Pop-Culture | Posted by Carmen R on 07/29/2010
Huge and Feminist Stereotypes
Yet again, the media continues to fail with another horribly unrealistic feminist character. I was interested in the new series “Huge” and how this show would portray body image issues. However, when Willy, the main character, declared herself an “angry feminist” in the most recent episode, I became more distracted with this. Willy is an overall arrogant and obnoxious character. She is cold and makes more enemies than friends. She is mistaken for a lesbian. She is the most irrational and unreasonable character on the show. She has some good points to make, but does so in a completely absurd manner (ex: pasting photos of real women and calling it “fatspiration”)
While there are many types of feminists, I do not understand this stereotypical feminist. I have yet to meet …
Pop-Culture | Posted by Danielle B on 07/20/2010
“Phat” Girl in a Skinny World
When you’re the only fat girl in your 2nd grade class, kids can be pretty mercilous. As someone who’s been overweight their entire life I’ve heard every joke and jab imaginable: ugly, fat-ass, puffer fish, ugly fat-ass puffer fish. And even when some of the other kids would try to make me feel better, sometimes saying I was just “big-boned,” that never did any good because I still knew 99% of the kids in my class – probably my school – were looking at me and seeing “the fat girl.” Not Danielle. Not me.
I don’t think people realize how hard it is to grow up fat. There seems to be this underlying hostility towards overweight people, and in many cases, it’s worse against overweight girls. After all, I’m supposed …
Pop-Culture | Posted by Julie Z on 06/19/2010
Perez, Miley and Slut Shaming
Last Sunday, gossip blogger Perez Hilton made the controversial decision to post a photo of Miley Cyrus exiting a car on his twitter, implying that she was not wearing underwear. Now, the internet is firing back, with claims that Perez could go to jail under child pornography charges.
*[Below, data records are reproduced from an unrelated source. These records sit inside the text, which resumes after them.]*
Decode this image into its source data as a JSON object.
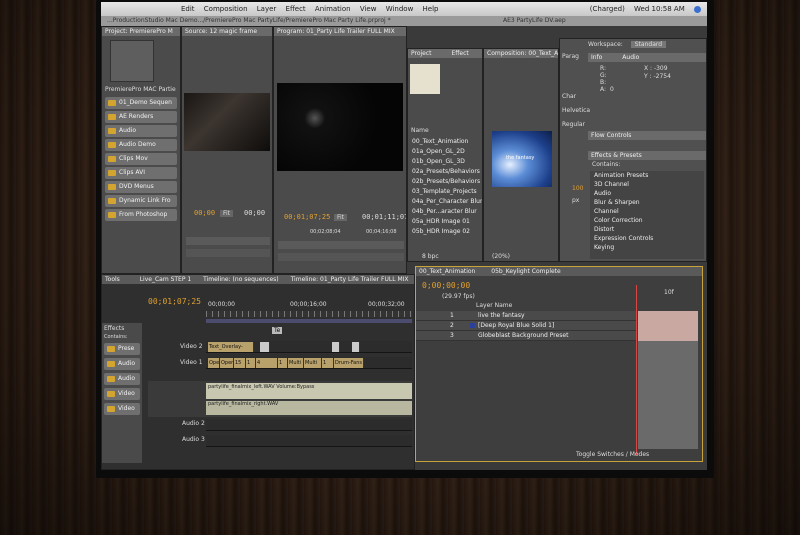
{
  "menubar": {
    "left_items": [
      "Edit",
      "Composition",
      "Layer",
      "Effect",
      "Animation",
      "View",
      "Window",
      "Help"
    ],
    "charged_text": "(Charged)",
    "clock": "Wed 10:58 AM"
  },
  "titlebar": {
    "left_path": "...ProductionStudio Mac Demo.../PremierePro Mac PartyLife/PremierePro Mac Party Life.prproj *",
    "right_file": "AE3 PartyLife DV.aep"
  },
  "project_panel": {
    "tab": "Project: PremierePro M",
    "name_label": "PremierePro MAC Partie",
    "items": [
      "01_Demo Sequen",
      "AE Renders",
      "Audio",
      "Audio Demo",
      "Clips Mov",
      "Clips AVI",
      "DVD Menus",
      "Dynamic Link Fro",
      "From Photoshop"
    ]
  },
  "source_monitor": {
    "tab": "Source: 12 magic frame",
    "timecode": "00;00",
    "timecode_right": "00;00",
    "fit": "Fit"
  },
  "program_monitor": {
    "tab": "Program: 01_Party Life Trailer FULL MIX",
    "timecode": "00;01;07;25",
    "fit": "Fit",
    "duration": "00;01;11;07",
    "ruler_mid": "00;02;08;04",
    "ruler_end": "00;04;16;08"
  },
  "timeline": {
    "tools_tab": "Tools",
    "cam_tab": "Live_Cam STEP 1",
    "empty_tab": "Timeline: (no sequences)",
    "main_tab": "Timeline: 01_Party Life Trailer FULL MIX",
    "timecode": "00;01;07;25",
    "ruler_start": "00;00;00",
    "ruler_mid": "00;00;16;00",
    "ruler_end": "00;00;32;00",
    "te_marker": "Te",
    "tracks": {
      "video2": "Video 2",
      "video1": "Video 1",
      "audio2": "Audio 2",
      "audio3": "Audio 3"
    },
    "video2_clip": "Text_Overlay-",
    "video1_clips": [
      "Open",
      "Open",
      "15",
      "1",
      "4",
      "1",
      "Multi",
      "Multi",
      "1",
      "Drum-Fans"
    ],
    "audio_left": "partylife_finalmix_left.WAV Volume:Bypass",
    "audio_right": "partylife_finalmix_right.WAV",
    "effects_tab": "Effects",
    "effects_contains": "Contains:",
    "effects_items": [
      "Prese",
      "Audio",
      "Audio",
      "Video",
      "Video"
    ]
  },
  "ae_project": {
    "tab": "Project",
    "tab2": "Effect",
    "name_col": "Name",
    "items": [
      "00_Text_Animation",
      "01a_Open_GL_2D",
      "01b_Open_GL_3D",
      "02a_Presets/Behaviors",
      "02b_Presets/Behaviors",
      "03_Template_Projects",
      "04a_Per_Character Blur",
      "04b_Per...aracter Blur",
      "05a_HDR Image 01",
      "05b_HDR Image 02"
    ],
    "bpc": "8 bpc"
  },
  "ae_comp": {
    "tab": "Composition: 00_Text_A",
    "zoom": "(20%)",
    "comp_text": "the fantasy"
  },
  "ae_right": {
    "workspace_label": "Workspace:",
    "workspace_value": "Standard",
    "info_tab": "Info",
    "audio_tab": "Audio",
    "r": "R:",
    "g": "G:",
    "b": "B:",
    "a": "A:",
    "a_val": "0",
    "x": "X : -309",
    "y": "Y : -2754",
    "para_tab": "Parag",
    "char_tab": "Char",
    "font": "Helvetica",
    "style": "Regular",
    "px": "px",
    "size_val": "100",
    "flow_tab": "Flow Controls",
    "effects_tab": "Effects & Presets",
    "contains": "Contains:",
    "effects_items": [
      "Animation Presets",
      "3D Channel",
      "Audio",
      "Blur & Sharpen",
      "Channel",
      "Color Correction",
      "Distort",
      "Expression Controls",
      "Keying"
    ]
  },
  "ae_timeline": {
    "tab1": "00_Text_Animation",
    "tab2": "05b_Keylight Complete",
    "timecode": "0;00;00;00",
    "fps": "(29.97 fps)",
    "layer_name_col": "Layer Name",
    "layers": [
      {
        "num": "1",
        "name": "live the fantasy"
      },
      {
        "num": "2",
        "name": "[Deep Royal Blue Solid 1]"
      },
      {
        "num": "3",
        "name": "Globeblast Background Preset"
      }
    ],
    "ruler_label": "10f",
    "toggle": "Toggle Switches / Modes"
  },
  "colors": {
    "timecode_orange": "#e0a030",
    "ae_timeline_border": "#c9a23a",
    "folder_gold": "#d4a431",
    "clip_tan": "#b9a16b"
  }
}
Initially, when I heard about this story, I was pretty disgusted. What an idiot Perez Hilton must be, I thought to myself, so obsessed with attacking people that he doesn’t know where to draw the line. I’m not a fan of Perez or Miley – they both annoy me in general – but seriously? Posting a photo of anybody in a sexual way without their permission is just wrong. But as commenters on the blogosphere, and even Perez himself, started …
Feminism | Posted by Anne C on 06/7/2010
Body image is an issue for a lot of teenage girls, and especially for me. After struggling with a weird relationship with food for the past few years, I’ve recently tried to stop worrying about what I eat. The plan was to start being nicer to myself and my body and to try to be more accepting of the way I am. Still, I secretly wish I was thinner.
But last night, I had a revelation. After cooking and eating a massive curry with my boyfriend, we were both ridiculously stuffed. We had reached the stage of “food coma.” Immediately after we were finished, I got into the old routine of beating myself up about it. I added up the calories in my head, told myself I should have only …
Feminism | Posted by Morgan SW on 05/12/2010
A Good Look In The Mirror
Big. Small. Fat. Ugly. Moles. Flat. Round. Mediocre.Voluptuous.
I’d say I think about my body and my body size at least 10 times a day. After all, any time I go out (or stay in my house) I see images, ideas, slogan, diet commercials. Every one is telling me what I am doing wrong, or what I should be doing to improve my weight, body, looks.
Now, this is not going to be a rant about how society and media are ruining our lives by bombarding us with images and ideas that we (I’m going to focus on women for this piece, not that this isn’t happening to men) need to be skinnier. Because the thing is I truly believe we can TAKE CONTROL of this, of ourselves, of our …
Pop-Culture | Posted by Jamie N on 03/4/2010
The Healthy Aesthetic?
I’ve had a theory brewing in my head recently: if all the women in the United States were a size 2 yet as a society we still struggled with heart disease, diabetes and certain cancers then the “health” argument would be very different. After watching the recent Nightline segment “Is it Okay to be fat” my theory was confirmed. The title should’ve read, “Is it okay for women to be fat?”; and then at least it would have been more honest.
It’s hard to debate health when what you’re really debating aesthetics. A serious debate on health would’ve seen men on the panel, since this issue is a societal problem and not something women should have to shoulder alone (though we often do).
I struggle with body image. I’m in …